This is a team that expects to be good. And aside from a 2-10 start to the season, they've been just that.
"We've been playing good ball," said Red Sox second baseman Dustin Pedroia. "We just have to keep it rolling. We don't have that big of a lead in the division, so we've got to play good baseball."
The Red Sox lead the Yankees by two games in the American League East. They have that slight margin thanks to players like Pedroia, who had a 25-game hitting streak snapped Friday, but continues to get big hits.
The latest came on Sunday afternoon, when Pedroia lined a two-run single up the middle in the top of the seventh against White Sox reliever Jesse Crain to overturn a one-run deficit and lead the Red Sox to a 5-3 victory.
"I'm excited to hit with guys on base," said Pedroia. "I'm just trying to drive the ball to the outfield and get one run in. It was lucky for us that we got two."
Lefty Andrew Miller gave up 10 hits and three runs over 5 2/3 innings, walking one and striking out a season-high eight. With the Red Sox acquiring southpaw Erik Bedard during Sunday's game, Miller's rotation spot could eventually be in jeopardy, though he is expected to make his next start.
"I'm concerned with how I pitch," said Miller, who has a 5.36 ERA. "I think that's out of my control. I can't worry about that. It is what it is."
Alfredo Aceves earned the win for Boston, turning in a scoreless inning. If the Sox hadn't been able to acquire Bedard, Aceves might have moved to the rotation. Now, he can stay right where he helps Boston the most.

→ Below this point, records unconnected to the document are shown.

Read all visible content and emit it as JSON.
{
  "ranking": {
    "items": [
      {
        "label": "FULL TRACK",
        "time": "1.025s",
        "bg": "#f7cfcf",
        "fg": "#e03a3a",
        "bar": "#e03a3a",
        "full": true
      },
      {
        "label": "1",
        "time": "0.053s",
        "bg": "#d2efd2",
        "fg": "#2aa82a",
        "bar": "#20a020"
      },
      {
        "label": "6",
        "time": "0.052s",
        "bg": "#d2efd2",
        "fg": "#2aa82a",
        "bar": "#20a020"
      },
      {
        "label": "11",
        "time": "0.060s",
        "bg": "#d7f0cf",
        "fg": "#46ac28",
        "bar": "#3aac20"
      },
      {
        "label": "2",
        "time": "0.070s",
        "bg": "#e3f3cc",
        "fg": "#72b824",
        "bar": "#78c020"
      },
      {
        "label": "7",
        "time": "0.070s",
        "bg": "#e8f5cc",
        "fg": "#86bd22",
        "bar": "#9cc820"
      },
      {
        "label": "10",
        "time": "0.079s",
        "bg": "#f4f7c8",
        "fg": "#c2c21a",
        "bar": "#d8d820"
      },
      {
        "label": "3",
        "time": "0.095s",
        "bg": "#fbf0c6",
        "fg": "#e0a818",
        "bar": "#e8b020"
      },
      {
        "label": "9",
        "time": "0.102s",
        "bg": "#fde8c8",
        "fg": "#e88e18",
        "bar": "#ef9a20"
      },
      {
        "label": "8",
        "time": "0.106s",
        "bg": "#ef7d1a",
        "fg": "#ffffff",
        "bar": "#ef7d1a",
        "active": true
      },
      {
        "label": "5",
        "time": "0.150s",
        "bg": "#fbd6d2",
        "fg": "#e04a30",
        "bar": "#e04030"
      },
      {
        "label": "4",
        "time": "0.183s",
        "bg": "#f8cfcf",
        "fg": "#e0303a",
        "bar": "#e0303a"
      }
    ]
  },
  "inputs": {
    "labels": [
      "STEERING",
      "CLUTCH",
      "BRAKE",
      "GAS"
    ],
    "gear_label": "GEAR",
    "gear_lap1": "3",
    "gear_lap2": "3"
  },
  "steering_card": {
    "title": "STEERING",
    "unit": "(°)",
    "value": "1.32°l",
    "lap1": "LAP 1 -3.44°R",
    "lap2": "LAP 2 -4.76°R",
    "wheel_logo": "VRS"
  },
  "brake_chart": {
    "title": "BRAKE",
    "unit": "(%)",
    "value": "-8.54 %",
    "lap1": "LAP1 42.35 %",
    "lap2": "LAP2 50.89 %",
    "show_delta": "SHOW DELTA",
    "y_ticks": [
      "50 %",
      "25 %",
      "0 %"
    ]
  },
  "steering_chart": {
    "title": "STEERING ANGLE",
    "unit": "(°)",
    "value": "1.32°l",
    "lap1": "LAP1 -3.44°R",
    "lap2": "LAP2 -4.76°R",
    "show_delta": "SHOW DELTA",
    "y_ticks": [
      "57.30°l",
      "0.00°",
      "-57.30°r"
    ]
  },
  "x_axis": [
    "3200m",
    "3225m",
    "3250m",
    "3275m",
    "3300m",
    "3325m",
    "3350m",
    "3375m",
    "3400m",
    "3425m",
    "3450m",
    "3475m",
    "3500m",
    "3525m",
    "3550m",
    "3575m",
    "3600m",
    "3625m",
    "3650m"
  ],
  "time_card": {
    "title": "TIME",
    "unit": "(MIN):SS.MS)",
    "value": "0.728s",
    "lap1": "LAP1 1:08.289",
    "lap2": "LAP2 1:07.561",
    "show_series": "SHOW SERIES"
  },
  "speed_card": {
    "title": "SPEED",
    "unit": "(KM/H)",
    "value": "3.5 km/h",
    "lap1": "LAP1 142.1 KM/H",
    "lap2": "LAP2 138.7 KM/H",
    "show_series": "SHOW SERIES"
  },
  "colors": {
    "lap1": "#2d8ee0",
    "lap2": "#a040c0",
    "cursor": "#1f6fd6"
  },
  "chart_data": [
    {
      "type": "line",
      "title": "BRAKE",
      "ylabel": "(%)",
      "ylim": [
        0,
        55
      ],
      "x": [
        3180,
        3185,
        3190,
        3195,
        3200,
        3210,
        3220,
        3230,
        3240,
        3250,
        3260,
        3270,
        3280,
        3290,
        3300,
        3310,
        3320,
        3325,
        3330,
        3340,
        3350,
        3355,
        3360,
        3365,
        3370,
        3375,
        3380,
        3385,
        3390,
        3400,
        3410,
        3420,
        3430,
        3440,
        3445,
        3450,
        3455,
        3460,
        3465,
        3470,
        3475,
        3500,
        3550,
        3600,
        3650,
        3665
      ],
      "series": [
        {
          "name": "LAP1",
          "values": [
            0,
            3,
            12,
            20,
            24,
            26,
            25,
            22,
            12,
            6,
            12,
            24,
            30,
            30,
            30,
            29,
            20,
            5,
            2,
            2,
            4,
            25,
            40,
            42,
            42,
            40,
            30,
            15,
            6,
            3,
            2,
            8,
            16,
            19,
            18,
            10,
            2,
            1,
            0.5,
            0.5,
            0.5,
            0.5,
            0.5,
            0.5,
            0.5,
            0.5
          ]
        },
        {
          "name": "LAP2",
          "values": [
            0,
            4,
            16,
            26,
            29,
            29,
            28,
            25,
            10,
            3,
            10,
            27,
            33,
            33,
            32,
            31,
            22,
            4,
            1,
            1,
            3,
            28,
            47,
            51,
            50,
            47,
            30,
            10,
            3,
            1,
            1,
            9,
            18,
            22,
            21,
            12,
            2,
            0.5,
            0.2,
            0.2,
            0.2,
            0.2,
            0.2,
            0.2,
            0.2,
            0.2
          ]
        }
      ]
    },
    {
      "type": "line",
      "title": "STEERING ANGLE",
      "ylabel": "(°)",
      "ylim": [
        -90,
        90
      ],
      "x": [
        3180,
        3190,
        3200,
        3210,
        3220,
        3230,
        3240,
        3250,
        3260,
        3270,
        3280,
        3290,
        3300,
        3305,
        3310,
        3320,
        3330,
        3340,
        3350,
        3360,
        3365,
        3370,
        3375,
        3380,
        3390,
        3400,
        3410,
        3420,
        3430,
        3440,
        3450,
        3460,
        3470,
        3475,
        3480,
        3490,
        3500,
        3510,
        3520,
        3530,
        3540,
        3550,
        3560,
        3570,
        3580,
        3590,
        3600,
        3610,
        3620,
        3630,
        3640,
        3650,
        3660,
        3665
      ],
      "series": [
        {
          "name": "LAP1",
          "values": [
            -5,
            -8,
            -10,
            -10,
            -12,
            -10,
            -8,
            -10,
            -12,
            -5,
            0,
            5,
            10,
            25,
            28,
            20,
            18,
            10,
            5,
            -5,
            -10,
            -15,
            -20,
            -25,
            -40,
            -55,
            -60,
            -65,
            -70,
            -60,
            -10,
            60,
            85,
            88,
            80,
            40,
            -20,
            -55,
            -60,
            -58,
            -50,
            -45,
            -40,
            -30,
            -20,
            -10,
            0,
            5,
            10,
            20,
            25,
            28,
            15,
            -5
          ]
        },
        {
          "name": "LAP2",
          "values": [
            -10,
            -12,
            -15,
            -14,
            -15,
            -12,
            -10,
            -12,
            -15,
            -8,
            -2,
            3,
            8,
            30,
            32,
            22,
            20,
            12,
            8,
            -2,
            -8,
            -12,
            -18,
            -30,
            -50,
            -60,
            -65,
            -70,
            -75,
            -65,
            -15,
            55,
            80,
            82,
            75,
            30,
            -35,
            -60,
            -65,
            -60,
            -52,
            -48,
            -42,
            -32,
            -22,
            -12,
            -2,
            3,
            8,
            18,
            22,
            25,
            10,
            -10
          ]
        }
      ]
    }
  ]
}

"We toyed with the fact of maybe putting him in the rotation if need be, but I think we really view him as such a huge help in that bullpen, we'd rather not," said Red Sox manager Terry Francona.
Daniel Bard kept his sizzling stretch of pitching going by recording four outs. The righty has gone a career-high 26 1/3 innings without allowing a run.
Jonathan Papelbon came on in the ninth for the save, his 24th.
The go-ahead rally in the seventh was started on one-out singles by Marco Scutaro and Jacoby Ellsbury.
And once Pedroia was in position to come through in the clutch, he did so yet again.
"Pedey, as normal, comes up with a huge, clutch hit, and we hung on with some good pitching," Francona said.
The Red Sox, facing lefty Mark Buehrle, broke out first. In the top of the second, Darnell McDonald worked an eight-pitch walk. Jason Varitek followed by belting a two-run homer to left-center, No. 7 on the season and his second right-handed.
Miller ran into trouble in the bottom of the second. Tyler Flowers reached on a one-out single and Brent Morel drilled an RBI double to center, on which Ellsbury mistimed his leap.
Alex Rios tied it up in the bottom of the third, lining an RBI single to right. And after giving up back-to-back singles to open the fourth, Miller allowed an RBI single up the middle to Alexei Ramirez, and the White Sox had their first lead of the day at 3-2.
From there, Chicago's offense went silent.
"When you don't score runs in the American League, it's going to be hard to win games," said White Sox manager Ozzie Guillen. "The pitchers can take you so far. Every game is game is a battle. Every game, know that one mistake can cost you the game, they can take the lead."
Adrian Gonzalez upped his Major League-leading RBI total to 90 with a one-out double in the ninth. It marked Gonzalez's seventh consecutive multihit game. The star first baseman is hitting .357.
"He's a good hitter. He's just a good hitter," Francona said. "It's nice to see that neck loosen up a little bit, because he's starting to pull the ball and hit the ball to left field."